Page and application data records
◆ ◆ ◆ ◆ ◆
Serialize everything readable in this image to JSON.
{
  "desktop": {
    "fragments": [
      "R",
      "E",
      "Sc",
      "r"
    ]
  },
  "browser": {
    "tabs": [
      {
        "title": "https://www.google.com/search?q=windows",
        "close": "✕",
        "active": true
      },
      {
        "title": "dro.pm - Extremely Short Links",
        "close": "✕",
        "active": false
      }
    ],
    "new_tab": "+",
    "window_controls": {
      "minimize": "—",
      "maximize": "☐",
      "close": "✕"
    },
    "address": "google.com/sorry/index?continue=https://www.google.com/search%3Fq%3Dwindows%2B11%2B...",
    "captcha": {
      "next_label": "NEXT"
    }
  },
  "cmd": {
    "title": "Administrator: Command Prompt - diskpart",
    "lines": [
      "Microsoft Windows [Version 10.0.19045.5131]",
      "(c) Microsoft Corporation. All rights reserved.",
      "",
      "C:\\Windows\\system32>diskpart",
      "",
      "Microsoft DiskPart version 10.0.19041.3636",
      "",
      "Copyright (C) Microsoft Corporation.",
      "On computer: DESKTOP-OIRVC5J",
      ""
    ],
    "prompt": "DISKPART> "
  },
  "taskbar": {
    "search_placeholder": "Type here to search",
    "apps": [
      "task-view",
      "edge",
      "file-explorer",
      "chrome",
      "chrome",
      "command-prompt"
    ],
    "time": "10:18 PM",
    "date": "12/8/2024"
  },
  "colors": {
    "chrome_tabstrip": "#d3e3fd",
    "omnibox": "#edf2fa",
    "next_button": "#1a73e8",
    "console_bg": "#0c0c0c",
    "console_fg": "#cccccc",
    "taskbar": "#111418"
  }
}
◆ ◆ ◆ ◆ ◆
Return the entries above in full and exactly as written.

# [Answer space]
Serialize everything readable in this image to JSON.
{
  "desktop": {
    "fragments": [
      "R",
      "E",
      "Sc",
      "r"
    ]
  },
  "browser": {
    "tabs": [
      {
        "title": "https://www.google.com/search?q=windows",
        "close": "✕",
        "active": true
      },
      {
        "title": "dro.pm - Extremely Short Links",
        "close": "✕",
        "active": false
      }
    ],
    "new_tab": "+",
    "window_controls": {
      "minimize": "—",
      "maximize": "☐",
      "close": "✕"
    },
    "address": "google.com/sorry/index?continue=https://www.google.com/search%3Fq%3Dwindows%2B11%2B...",
    "captcha": {
      "next_label": "NEXT"
    }
  },
  "cmd": {
    "title": "Administrator: Command Prompt - diskpart",
    "lines": [
      "Microsoft Windows [Version 10.0.19045.5131]",
      "(c) Microsoft Corporation. All rights reserved.",
      "",
      "C:\\Windows\\system32>diskpart",
      "",
      "Microsoft DiskPart version 10.0.19041.3636",
      "",
      "Copyright (C) Microsoft Corporation.",
      "On computer: DESKTOP-OIRVC5J",
      ""
    ],
    "prompt": "DISKPART> "
  },
  "taskbar": {
    "search_placeholder": "Type here to search",
    "apps": [
      "task-view",
      "edge",
      "file-explorer",
      "chrome",
      "chrome",
      "command-prompt"
    ],
    "time": "10:18 PM",
    "date": "12/8/2024"
  },
  "colors": {
    "chrome_tabstrip": "#d3e3fd",
    "omnibox": "#edf2fa",
    "next_button": "#1a73e8",
    "console_bg": "#0c0c0c",
    "console_fg": "#cccccc",
    "taskbar": "#111418"
  }
}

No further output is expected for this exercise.